The page you see on the picture below is my most favourite book quote ever. Never before have I come across something that so elegantly and so pointedly describes exactly this feeling - a feeling, a thought, a problem I have myself. That blazing insecurity that threatens to take over. The want of everything and the inability to chose just one path. Obviously today we are less restrained, we can have several of the life goals which Plath describes all at once or one after the other, but then again can we really? How do we find the time for it all, the strength?
The book follows Esther's life and feelings from her summer job in NY, back to her school days, forward to her attempted suicide and then throughout the various treatments at good and bad asylums. Unsatisfied by the rather open ending I googled the book and the woman behind it and was in for rather a shock. I've never encountered the book during my school years nor her, so I didn't know anything about either and was rather appalled to discover that Plath's crippling depressions drove her to suicide barely a month after the book was published (under the pen name Victoria Lucas). It does make certain parts in the book click though. I'm not sure anyone who hadn't experienced those feelings would be able to write about them like that [note; I've never been suicidal nor properly depressed, just occasionally rather sad]. Esther's feelings and breakdown are so palpable, at times even almost rational; it's all explained so well.

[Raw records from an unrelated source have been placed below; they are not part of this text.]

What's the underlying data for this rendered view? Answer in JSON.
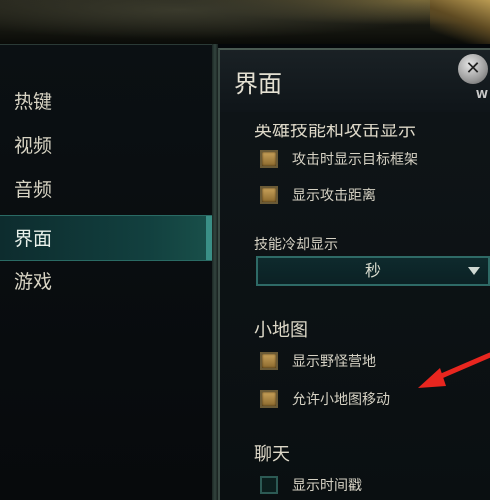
{
  "sidebar": {
    "items": [
      {
        "label": "热键",
        "active": false
      },
      {
        "label": "视频",
        "active": false
      },
      {
        "label": "音频",
        "active": false
      },
      {
        "label": "界面",
        "active": true
      },
      {
        "label": "游戏",
        "active": false
      }
    ]
  },
  "panel": {
    "title": "界面",
    "close_subtext": "W",
    "sections": {
      "hero_skills": {
        "title": "英雄技能和攻击显示",
        "options": [
          {
            "label": "攻击时显示目标框架",
            "checked": true
          },
          {
            "label": "显示攻击距离",
            "checked": true
          }
        ],
        "cooldown_label": "技能冷却显示",
        "cooldown_value": "秒"
      },
      "minimap": {
        "title": "小地图",
        "options": [
          {
            "label": "显示野怪营地",
            "checked": true
          },
          {
            "label": "允许小地图移动",
            "checked": true
          }
        ]
      },
      "chat": {
        "title": "聊天",
        "options": [
          {
            "label": "显示时间戳",
            "checked": false
          }
        ]
      }
    }
  },
  "colors": {
    "accent_teal": "#2e6a66",
    "checkbox_gold": "#c9a25a",
    "annotation_red": "#e8261f"
  },
  "icons": {
    "close": "close-icon",
    "dropdown": "chevron-down-icon",
    "annotation": "red-arrow-annotation"
  }
}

The Bell Jar took my breath away and it's a book that demands to be read and reread and reread again to get it all. I never before encountered a book quite like it, a book that made me pause and actually properly appreciate the writing, the word structure, the deeper meanings behind it all. Plath was an amazing writer, whom driven by her own black thoughts and feelings managed to portray the darker emotions of a young woman despairing. I'm rather sad that this book in Denmark at least seems so relatively unknown. It's dark and it's scary, yes, and obviously not for a younger audience, but it's just so ... important. I think particular in lieu of how more and more people nowadays struggle with depressions and loneliness and so on and so forth - this book has something to tell. It can put some perspective on matters, like, you're not alone. It's okay to be feeling like that. Let someone help you. Don't give up, there are people loving you.